What the task asks:
The entries need to be copied exactly as they stand, images left out.

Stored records
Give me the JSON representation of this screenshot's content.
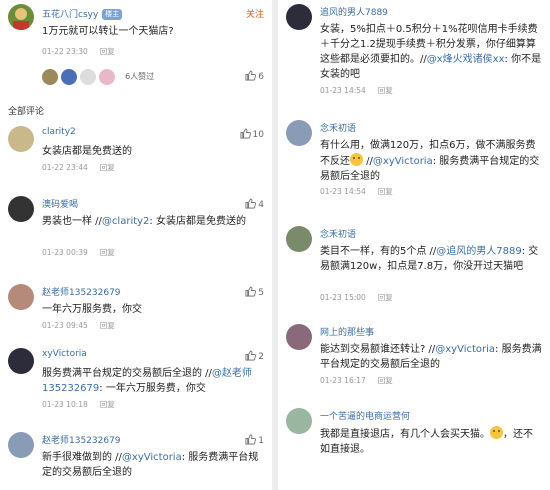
{
  "post": {
    "username": "五花八门csyy",
    "badge": "楼主",
    "follow_label": "关注",
    "text": "1万元就可以转让一个天猫店?",
    "date": "01-22 23:30",
    "reply_label": "回复",
    "likers_count": "6人赞过",
    "like_count": "6"
  },
  "section_title": "全部评论",
  "left_comments": [
    {
      "name": "clarity2",
      "text_parts": [
        {
          "t": "女装店都是免费送的",
          "m": false
        }
      ],
      "date": "01-22 23:44",
      "reply": "回复",
      "likes": "10"
    },
    {
      "name": "澳码爱喝",
      "text_parts": [
        {
          "t": "男装也一样 //",
          "m": false
        },
        {
          "t": "@clarity2",
          "m": true
        },
        {
          "t": ": 女装店都是免费送的",
          "m": false
        }
      ],
      "date": "01-23 00:39",
      "reply": "回复",
      "likes": "4"
    },
    {
      "name": "赵老师135232679",
      "text_parts": [
        {
          "t": "一年六万服务费，你交",
          "m": false
        }
      ],
      "date": "01-23 09:45",
      "reply": "回复",
      "likes": "5"
    },
    {
      "name": "xyVictoria",
      "text_parts": [
        {
          "t": "服务费满平台规定的交易额后全退的 //",
          "m": false
        },
        {
          "t": "@赵老师135232679",
          "m": true
        },
        {
          "t": ": 一年六万服务费，你交",
          "m": false
        }
      ],
      "date": "01-23 10:18",
      "reply": "回复",
      "likes": "2"
    },
    {
      "name": "赵老师135232679",
      "text_parts": [
        {
          "t": "新手很难做到的 //",
          "m": false
        },
        {
          "t": "@xyVictoria",
          "m": true
        },
        {
          "t": ": 服务费满平台规定的交易额后全退的",
          "m": false
        }
      ],
      "date": "",
      "reply": "",
      "likes": "1"
    }
  ],
  "right_comments": [
    {
      "name": "追风的男人7889",
      "text_parts": [
        {
          "t": "女装，5%扣点＋0.5积分＋1%花呗信用卡手续费＋千分之1.2提现手续费＋积分发票，你仔细算算这些都是必须要扣的。//",
          "m": false
        },
        {
          "t": "@x烽火戏诸侯xx",
          "m": true
        },
        {
          "t": ": 你不是女装的吧",
          "m": false
        }
      ],
      "date": "01-23 14:54",
      "reply": "回复",
      "likes": ""
    },
    {
      "name": "念禾初语",
      "text_parts": [
        {
          "t": "有什么用，做满120万，扣点6万，做不满服务费不反还",
          "m": false
        },
        {
          "t": "EMOJI",
          "m": false
        },
        {
          "t": " //",
          "m": false
        },
        {
          "t": "@xyVictoria",
          "m": true
        },
        {
          "t": ": 服务费满平台规定的交易额后全退的",
          "m": false
        }
      ],
      "date": "01-23 14:54",
      "reply": "回复",
      "likes": ""
    },
    {
      "name": "念禾初语",
      "text_parts": [
        {
          "t": "类目不一样，有的5个点 //",
          "m": false
        },
        {
          "t": "@追风的男人7889",
          "m": true
        },
        {
          "t": ": 交易额满120w，扣点是7.8万，你没开过天猫吧",
          "m": false
        }
      ],
      "date": "01-23 15:00",
      "reply": "回复",
      "likes": ""
    },
    {
      "name": "网上的那些事",
      "text_parts": [
        {
          "t": "能达到交易额谁还转让? //",
          "m": false
        },
        {
          "t": "@xyVictoria",
          "m": true
        },
        {
          "t": ": 服务费满平台规定的交易额后全退的",
          "m": false
        }
      ],
      "date": "01-23 16:17",
      "reply": "回复",
      "likes": ""
    },
    {
      "name": "一个苦逼的电商运营何",
      "text_parts": [
        {
          "t": "我都是直接退店，有几个人会买天猫。",
          "m": false
        },
        {
          "t": "EMOJI",
          "m": false
        },
        {
          "t": "，还不如直接退。",
          "m": false
        }
      ],
      "date": "",
      "reply": "",
      "likes": ""
    }
  ]
}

Answer:
Give me the JSON representation of this screenshot's content.
{
  "post": {
    "username": "五花八门csyy",
    "badge": "楼主",
    "follow_label": "关注",
    "text": "1万元就可以转让一个天猫店?",
    "date": "01-22 23:30",
    "reply_label": "回复",
    "likers_count": "6人赞过",
    "like_count": "6"
  },
  "section_title": "全部评论",
  "left_comments": [
    {
      "name": "clarity2",
      "text_parts": [
        {
          "t": "女装店都是免费送的",
          "m": false
        }
      ],
      "date": "01-22 23:44",
      "reply": "回复",
      "likes": "10"
    },
    {
      "name": "澳码爱喝",
      "text_parts": [
        {
          "t": "男装也一样 //",
          "m": false
        },
        {
          "t": "@clarity2",
          "m": true
        },
        {
          "t": ": 女装店都是免费送的",
          "m": false
        }
      ],
      "date": "01-23 00:39",
      "reply": "回复",
      "likes": "4"
    },
    {
      "name": "赵老师135232679",
      "text_parts": [
        {
          "t": "一年六万服务费，你交",
          "m": false
        }
      ],
      "date": "01-23 09:45",
      "reply": "回复",
      "likes": "5"
    },
    {
      "name": "xyVictoria",
      "text_parts": [
        {
          "t": "服务费满平台规定的交易额后全退的 //",
          "m": false
        },
        {
          "t": "@赵老师135232679",
          "m": true
        },
        {
          "t": ": 一年六万服务费，你交",
          "m": false
        }
      ],
      "date": "01-23 10:18",
      "reply": "回复",
      "likes": "2"
    },
    {
      "name": "赵老师135232679",
      "text_parts": [
        {
          "t": "新手很难做到的 //",
          "m": false
        },
        {
          "t": "@xyVictoria",
          "m": true
        },
        {
          "t": ": 服务费满平台规定的交易额后全退的",
          "m": false
        }
      ],
      "date": "",
      "reply": "",
      "likes": "1"
    }
  ],
  "right_comments": [
    {
      "name": "追风的男人7889",
      "text_parts": [
        {
          "t": "女装，5%扣点＋0.5积分＋1%花呗信用卡手续费＋千分之1.2提现手续费＋积分发票，你仔细算算这些都是必须要扣的。//",
          "m": false
        },
        {
          "t": "@x烽火戏诸侯xx",
          "m": true
        },
        {
          "t": ": 你不是女装的吧",
          "m": false
        }
      ],
      "date": "01-23 14:54",
      "reply": "回复",
      "likes": ""
    },
    {
      "name": "念禾初语",
      "text_parts": [
        {
          "t": "有什么用，做满120万，扣点6万，做不满服务费不反还",
          "m": false
        },
        {
          "t": "EMOJI",
          "m": false
        },
        {
          "t": " //",
          "m": false
        },
        {
          "t": "@xyVictoria",
          "m": true
        },
        {
          "t": ": 服务费满平台规定的交易额后全退的",
          "m": false
        }
      ],
      "date": "01-23 14:54",
      "reply": "回复",
      "likes": ""
    },
    {
      "name": "念禾初语",
      "text_parts": [
        {
          "t": "类目不一样，有的5个点 //",
          "m": false
        },
        {
          "t": "@追风的男人7889",
          "m": true
        },
        {
          "t": ": 交易额满120w，扣点是7.8万，你没开过天猫吧",
          "m": false
        }
      ],
      "date": "01-23 15:00",
      "reply": "回复",
      "likes": ""
    },
    {
      "name": "网上的那些事",
      "text_parts": [
        {
          "t": "能达到交易额谁还转让? //",
          "m": false
        },
        {
          "t": "@xyVictoria",
          "m": true
        },
        {
          "t": ": 服务费满平台规定的交易额后全退的",
          "m": false
        }
      ],
      "date": "01-23 16:17",
      "reply": "回复",
      "likes": ""
    },
    {
      "name": "一个苦逼的电商运营何",
      "text_parts": [
        {
          "t": "我都是直接退店，有几个人会买天猫。",
          "m": false
        },
        {
          "t": "EMOJI",
          "m": false
        },
        {
          "t": "，还不如直接退。",
          "m": false
        }
      ],
      "date": "",
      "reply": "",
      "likes": ""
    }
  ]
}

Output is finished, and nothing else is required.